Collect all lines from the records below that include the word "цепи".

--------

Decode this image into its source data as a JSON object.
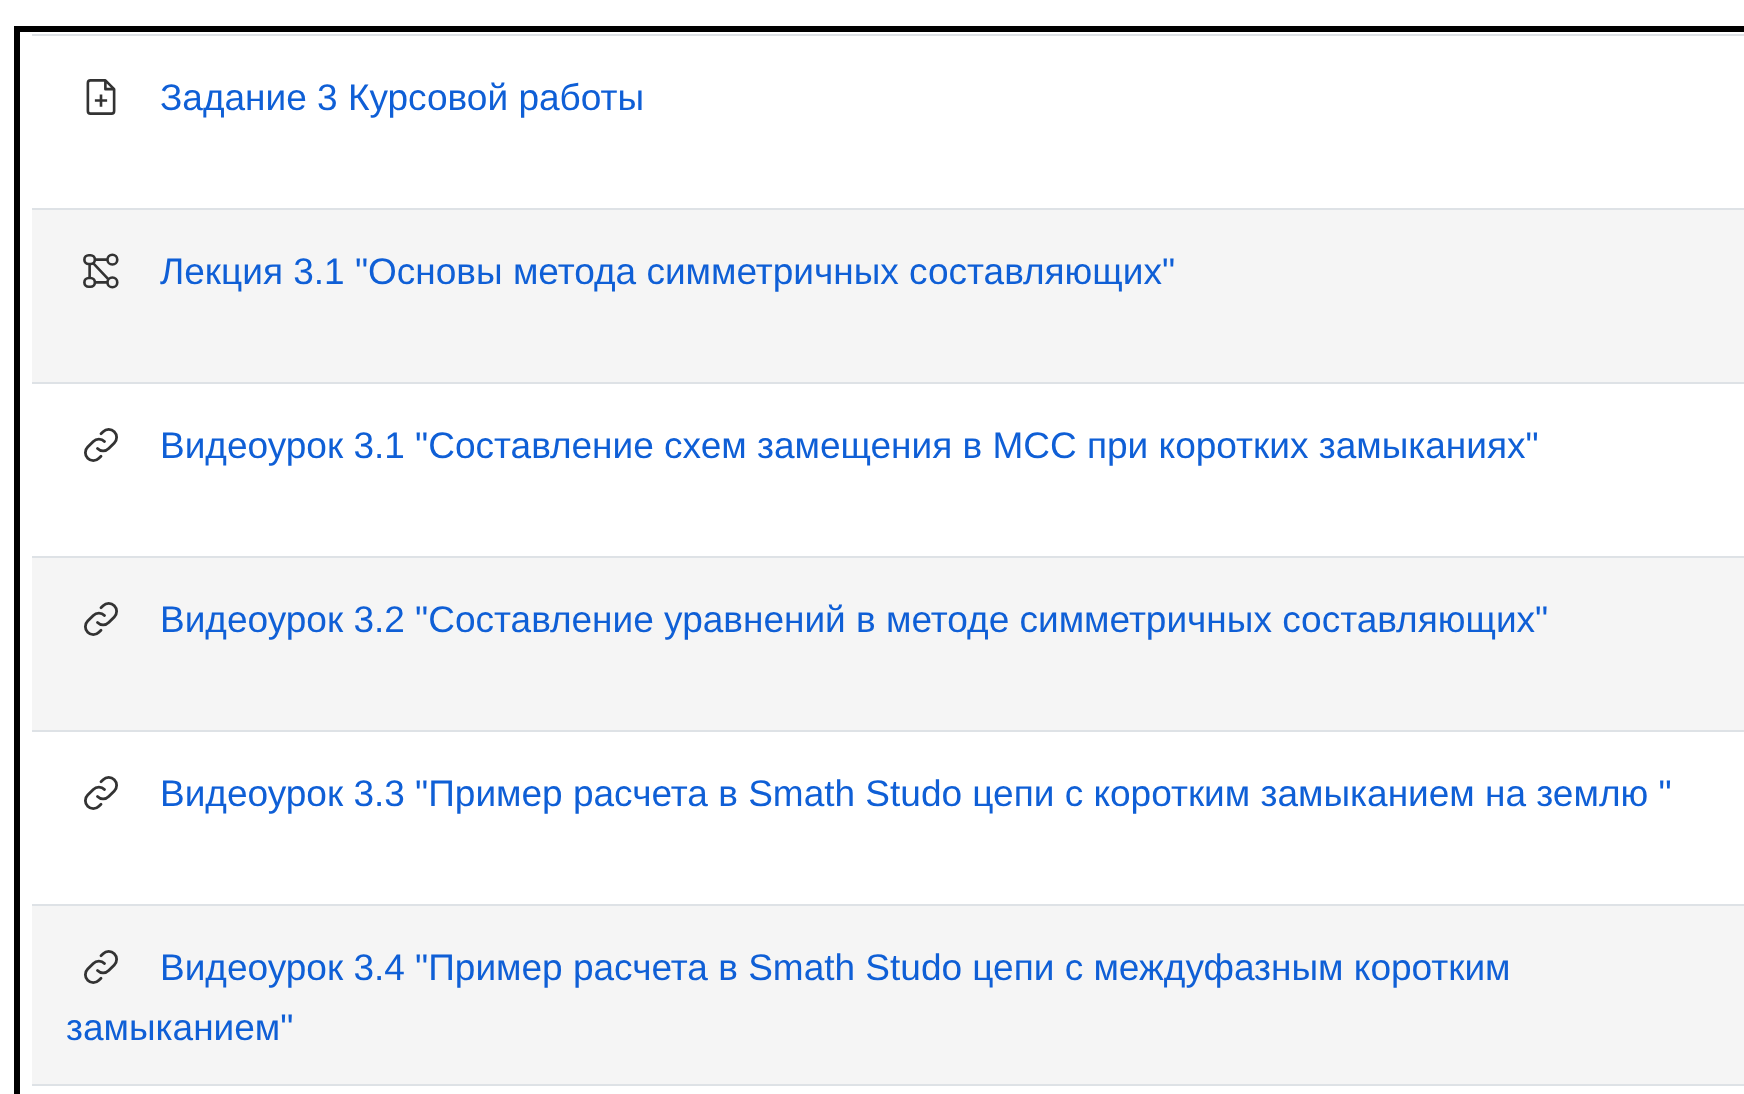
{
  "activities": [
    {
      "kind": "assignment",
      "title": "Задание 3 Курсовой работы"
    },
    {
      "kind": "lesson",
      "title": "Лекция 3.1 \"Основы метода симметричных составляющих\""
    },
    {
      "kind": "url",
      "title": "Видеоурок 3.1 \"Составление схем замещения в МСС при коротких замыканиях\""
    },
    {
      "kind": "url",
      "title": "Видеоурок 3.2 \"Составление уравнений в методе симметричных составляющих\""
    },
    {
      "kind": "url",
      "title": "Видеоурок 3.3 \"Пример расчета в Smath Studo цепи с коротким замыканием на землю \""
    },
    {
      "kind": "url",
      "title": "Видеоурок 3.4 \"Пример расчета в Smath Studo цепи с междуфазным коротким замыканием\""
    }
  ]
}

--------

FINISHED TASK:
      "title": "Видеоурок 3.3 \"Пример расчета в Smath Studo цепи с коротким замыканием на землю \""
      "title": "Видеоурок 3.4 \"Пример расчета в Smath Studo цепи с междуфазным коротким замыканием\""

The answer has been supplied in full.